--- Dataset records Enclosed Below ---
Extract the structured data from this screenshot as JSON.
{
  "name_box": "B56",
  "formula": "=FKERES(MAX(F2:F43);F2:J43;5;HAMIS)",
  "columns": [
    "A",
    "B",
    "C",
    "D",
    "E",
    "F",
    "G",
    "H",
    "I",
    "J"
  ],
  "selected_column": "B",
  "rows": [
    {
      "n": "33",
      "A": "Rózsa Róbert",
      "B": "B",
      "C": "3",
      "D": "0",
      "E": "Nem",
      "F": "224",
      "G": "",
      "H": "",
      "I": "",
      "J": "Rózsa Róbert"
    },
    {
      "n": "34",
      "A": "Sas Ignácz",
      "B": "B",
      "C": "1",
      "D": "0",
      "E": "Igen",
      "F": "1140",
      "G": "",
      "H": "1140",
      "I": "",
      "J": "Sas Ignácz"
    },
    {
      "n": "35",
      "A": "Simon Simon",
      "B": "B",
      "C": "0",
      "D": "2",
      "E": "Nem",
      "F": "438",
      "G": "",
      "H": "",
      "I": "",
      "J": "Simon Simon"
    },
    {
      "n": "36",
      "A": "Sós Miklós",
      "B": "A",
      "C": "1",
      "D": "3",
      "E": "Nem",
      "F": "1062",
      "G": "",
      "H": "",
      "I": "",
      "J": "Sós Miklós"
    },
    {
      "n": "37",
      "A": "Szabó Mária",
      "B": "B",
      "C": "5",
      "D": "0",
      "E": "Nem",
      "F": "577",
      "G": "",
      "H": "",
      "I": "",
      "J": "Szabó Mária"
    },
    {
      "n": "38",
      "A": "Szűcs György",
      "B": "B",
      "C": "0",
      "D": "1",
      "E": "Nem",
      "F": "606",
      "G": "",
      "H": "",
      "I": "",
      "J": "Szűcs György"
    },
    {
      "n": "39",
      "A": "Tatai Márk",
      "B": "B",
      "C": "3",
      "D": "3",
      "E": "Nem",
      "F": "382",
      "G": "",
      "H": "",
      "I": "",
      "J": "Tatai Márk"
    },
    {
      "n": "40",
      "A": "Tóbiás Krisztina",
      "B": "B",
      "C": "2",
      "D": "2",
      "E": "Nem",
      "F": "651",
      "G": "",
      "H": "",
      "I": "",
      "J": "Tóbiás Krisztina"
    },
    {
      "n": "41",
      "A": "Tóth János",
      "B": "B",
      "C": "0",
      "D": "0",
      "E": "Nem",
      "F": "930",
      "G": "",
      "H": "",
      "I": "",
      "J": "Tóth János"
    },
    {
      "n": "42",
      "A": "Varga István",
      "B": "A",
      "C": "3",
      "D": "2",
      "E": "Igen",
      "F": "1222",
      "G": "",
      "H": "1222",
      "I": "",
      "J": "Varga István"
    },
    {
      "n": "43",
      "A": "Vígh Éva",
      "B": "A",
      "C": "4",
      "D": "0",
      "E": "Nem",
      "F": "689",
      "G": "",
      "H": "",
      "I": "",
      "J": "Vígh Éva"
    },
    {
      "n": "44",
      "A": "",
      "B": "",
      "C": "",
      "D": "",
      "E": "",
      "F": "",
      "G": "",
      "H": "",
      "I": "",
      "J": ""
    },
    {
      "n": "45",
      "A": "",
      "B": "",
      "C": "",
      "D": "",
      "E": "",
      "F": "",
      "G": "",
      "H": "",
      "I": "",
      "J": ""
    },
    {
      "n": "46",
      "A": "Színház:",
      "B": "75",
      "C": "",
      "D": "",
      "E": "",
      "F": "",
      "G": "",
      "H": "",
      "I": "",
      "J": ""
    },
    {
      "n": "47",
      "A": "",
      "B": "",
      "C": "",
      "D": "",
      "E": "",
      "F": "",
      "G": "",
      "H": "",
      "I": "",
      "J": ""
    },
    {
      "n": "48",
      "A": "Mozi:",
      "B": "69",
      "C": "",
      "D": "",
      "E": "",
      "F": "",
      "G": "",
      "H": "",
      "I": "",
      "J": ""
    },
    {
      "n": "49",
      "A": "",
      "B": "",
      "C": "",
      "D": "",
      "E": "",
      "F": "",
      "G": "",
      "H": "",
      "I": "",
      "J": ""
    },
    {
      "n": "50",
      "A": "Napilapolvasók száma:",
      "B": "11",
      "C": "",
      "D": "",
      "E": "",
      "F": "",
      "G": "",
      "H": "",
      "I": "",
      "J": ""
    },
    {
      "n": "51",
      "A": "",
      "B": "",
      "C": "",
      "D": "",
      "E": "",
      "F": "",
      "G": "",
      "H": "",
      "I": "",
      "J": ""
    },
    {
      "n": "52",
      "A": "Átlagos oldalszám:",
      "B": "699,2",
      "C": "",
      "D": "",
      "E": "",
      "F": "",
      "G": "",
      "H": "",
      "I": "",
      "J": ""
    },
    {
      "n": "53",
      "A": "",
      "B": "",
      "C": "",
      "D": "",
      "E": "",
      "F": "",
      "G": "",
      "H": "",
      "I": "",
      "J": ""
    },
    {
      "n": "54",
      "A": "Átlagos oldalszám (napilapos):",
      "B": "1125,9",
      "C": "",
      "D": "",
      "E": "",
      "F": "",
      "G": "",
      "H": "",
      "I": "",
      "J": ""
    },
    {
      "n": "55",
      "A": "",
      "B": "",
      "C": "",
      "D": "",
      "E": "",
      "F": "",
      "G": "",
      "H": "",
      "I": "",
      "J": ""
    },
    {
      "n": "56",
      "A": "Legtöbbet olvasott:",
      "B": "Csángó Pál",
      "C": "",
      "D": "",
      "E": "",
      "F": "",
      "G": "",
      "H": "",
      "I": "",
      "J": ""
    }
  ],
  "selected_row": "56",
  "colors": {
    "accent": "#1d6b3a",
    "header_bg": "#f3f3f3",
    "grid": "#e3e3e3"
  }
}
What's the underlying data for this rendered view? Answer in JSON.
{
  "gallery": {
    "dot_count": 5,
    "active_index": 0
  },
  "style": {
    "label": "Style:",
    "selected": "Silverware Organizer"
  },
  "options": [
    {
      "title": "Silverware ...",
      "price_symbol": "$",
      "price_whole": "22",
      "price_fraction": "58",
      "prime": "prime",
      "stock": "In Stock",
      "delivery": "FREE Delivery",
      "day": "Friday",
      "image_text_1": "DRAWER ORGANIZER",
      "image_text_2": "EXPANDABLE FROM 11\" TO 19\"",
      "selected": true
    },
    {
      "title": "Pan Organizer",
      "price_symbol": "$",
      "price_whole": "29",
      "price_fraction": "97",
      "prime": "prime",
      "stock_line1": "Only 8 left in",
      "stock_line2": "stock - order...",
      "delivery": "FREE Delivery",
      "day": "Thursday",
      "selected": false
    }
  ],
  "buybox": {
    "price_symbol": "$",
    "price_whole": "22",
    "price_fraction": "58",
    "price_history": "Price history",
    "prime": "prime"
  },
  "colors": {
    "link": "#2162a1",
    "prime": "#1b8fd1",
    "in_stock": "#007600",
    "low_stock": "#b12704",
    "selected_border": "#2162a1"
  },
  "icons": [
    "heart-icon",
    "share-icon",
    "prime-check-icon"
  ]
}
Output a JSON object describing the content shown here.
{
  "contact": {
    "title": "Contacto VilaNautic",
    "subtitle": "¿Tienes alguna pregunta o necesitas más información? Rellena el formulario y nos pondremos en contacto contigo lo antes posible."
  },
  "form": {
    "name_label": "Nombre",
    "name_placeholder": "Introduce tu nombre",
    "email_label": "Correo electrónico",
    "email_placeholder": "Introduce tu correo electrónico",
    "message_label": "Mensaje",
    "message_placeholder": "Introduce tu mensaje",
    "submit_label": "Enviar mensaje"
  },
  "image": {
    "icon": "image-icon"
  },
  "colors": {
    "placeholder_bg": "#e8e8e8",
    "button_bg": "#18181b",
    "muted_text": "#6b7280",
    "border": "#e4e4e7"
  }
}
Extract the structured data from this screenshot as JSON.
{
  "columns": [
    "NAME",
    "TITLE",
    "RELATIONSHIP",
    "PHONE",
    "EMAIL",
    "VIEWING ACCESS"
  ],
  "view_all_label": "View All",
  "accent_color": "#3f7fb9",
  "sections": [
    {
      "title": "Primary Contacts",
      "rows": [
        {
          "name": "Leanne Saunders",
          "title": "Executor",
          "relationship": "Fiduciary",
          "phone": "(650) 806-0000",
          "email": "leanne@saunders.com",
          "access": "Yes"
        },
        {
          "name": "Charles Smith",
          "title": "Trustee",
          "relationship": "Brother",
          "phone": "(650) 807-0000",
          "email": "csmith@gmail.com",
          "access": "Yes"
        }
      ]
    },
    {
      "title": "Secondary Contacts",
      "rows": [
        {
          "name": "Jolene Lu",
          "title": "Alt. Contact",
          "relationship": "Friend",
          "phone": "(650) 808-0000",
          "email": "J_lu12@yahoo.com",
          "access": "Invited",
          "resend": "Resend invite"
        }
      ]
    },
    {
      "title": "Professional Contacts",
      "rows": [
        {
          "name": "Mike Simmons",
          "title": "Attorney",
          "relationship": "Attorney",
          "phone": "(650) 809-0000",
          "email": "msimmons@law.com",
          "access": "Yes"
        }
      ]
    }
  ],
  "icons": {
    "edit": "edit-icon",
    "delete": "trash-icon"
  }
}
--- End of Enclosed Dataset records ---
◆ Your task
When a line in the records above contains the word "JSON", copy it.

◆ Response below
Extract the structured data from this screenshot as JSON.
What's the underlying data for this rendered view? Answer in JSON.
Output a JSON object describing the content shown here.
Extract the structured data from this screenshot as JSON.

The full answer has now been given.